A series of letter bombs sent to three companies in England prompted
the U.S. Department of Homeland Security to issue a recent alert to
U.S. law enforcement agencies. The attack, which injured one female
worker, serves as a wake-up call for corporations and government
agencies that might have grown complacent in the years since the last
real letter bomb attack.
U.S. law enforcement agencies are on alert after a series of letter
bombs sent to separate locations in England injured one woman at a
multinational company whose work includes animal genotyping. No
arrests have been made in the case, although British authorities have
named "animal rights extremists" as possible suspects. The incident,
occurring more than a decade after the infamous Unabomber arrest and
several years after the anthrax letter scare in the United States,
serves as a reminder that attacks can still come through the mail.
A female employee of Cellmark in Oxfordshire, England, suffered a
minor hand injury when she opened a package containing an improvised
explosive device (IED) at about 9:15 a.m. local time Jan. 18. ...
Although British authorities have said the packages could be linked to
animal rights activists operating in the United Kingdom, they have not
named a specific suspect. The loosely affiliated members of one of the
most aggressive animal rights organizations, U.K.-based Stop
Huntingdon Animal Cruelty (SHAC), have carried out vicious campaigns
against Huntingdon Life Sciences, a company that has conducted
research using animal testing.
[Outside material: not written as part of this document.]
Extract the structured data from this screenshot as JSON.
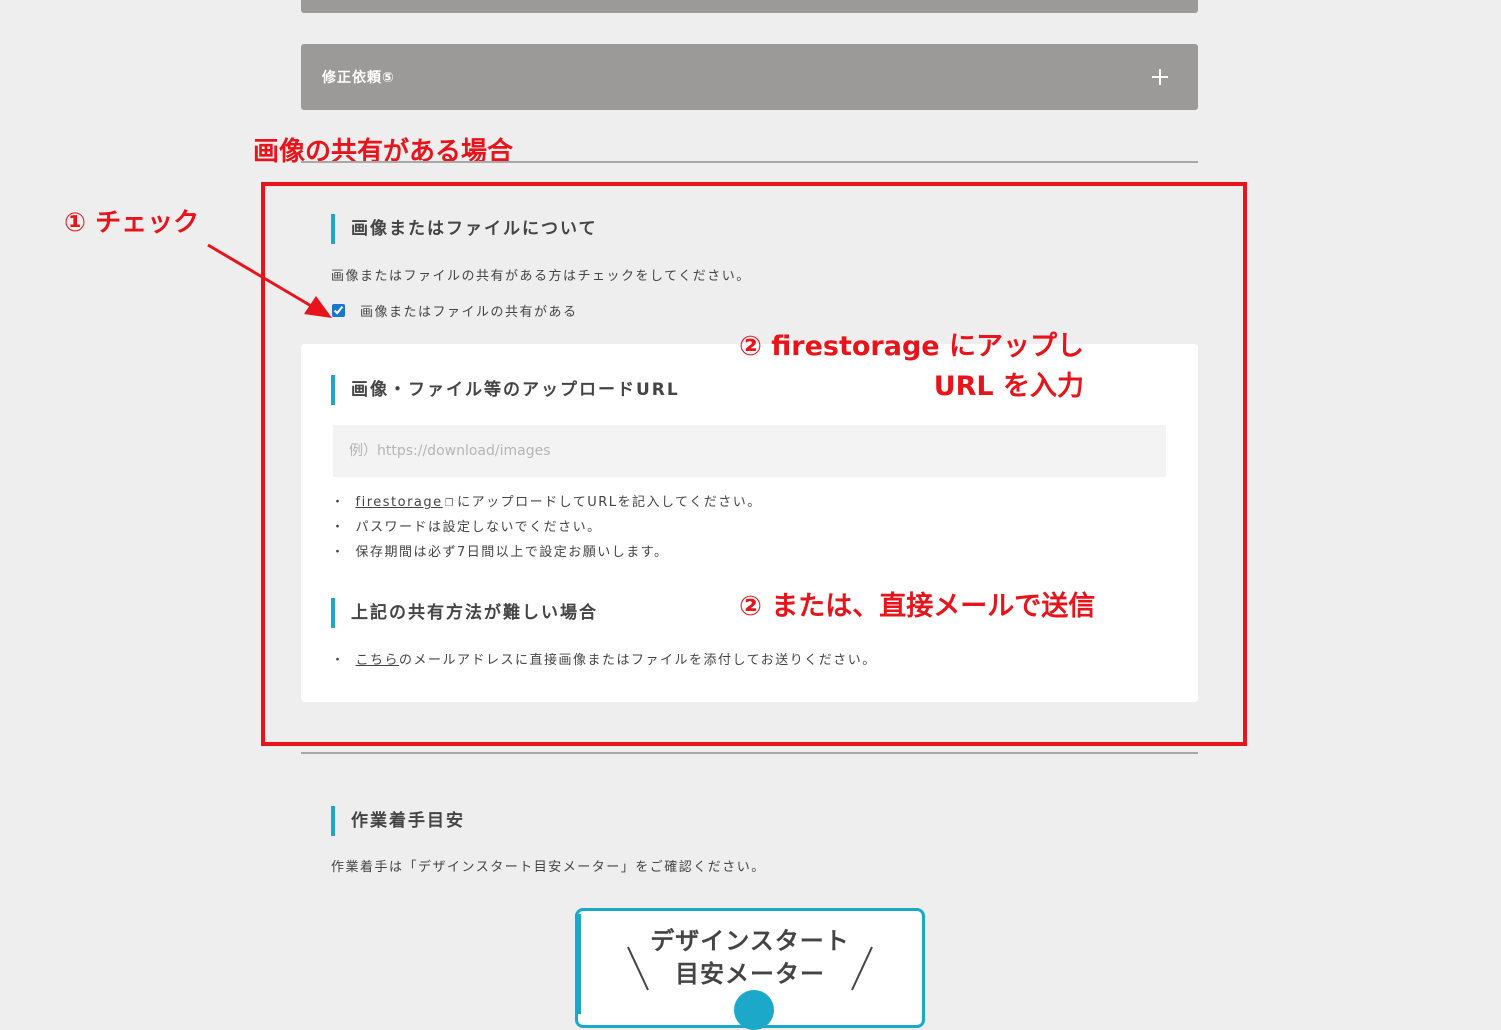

SHAC also operates in the United
States, giving DHS good reason to issue an alert of its own in case
the letter bombs are part of a widespread campaign.
If the bombs mailed in England were in fact part of a SHAC operation,
the DHS alert is justified. The group is well-funded, sophisticated
and capable of carrying out such attacks against a wide variety of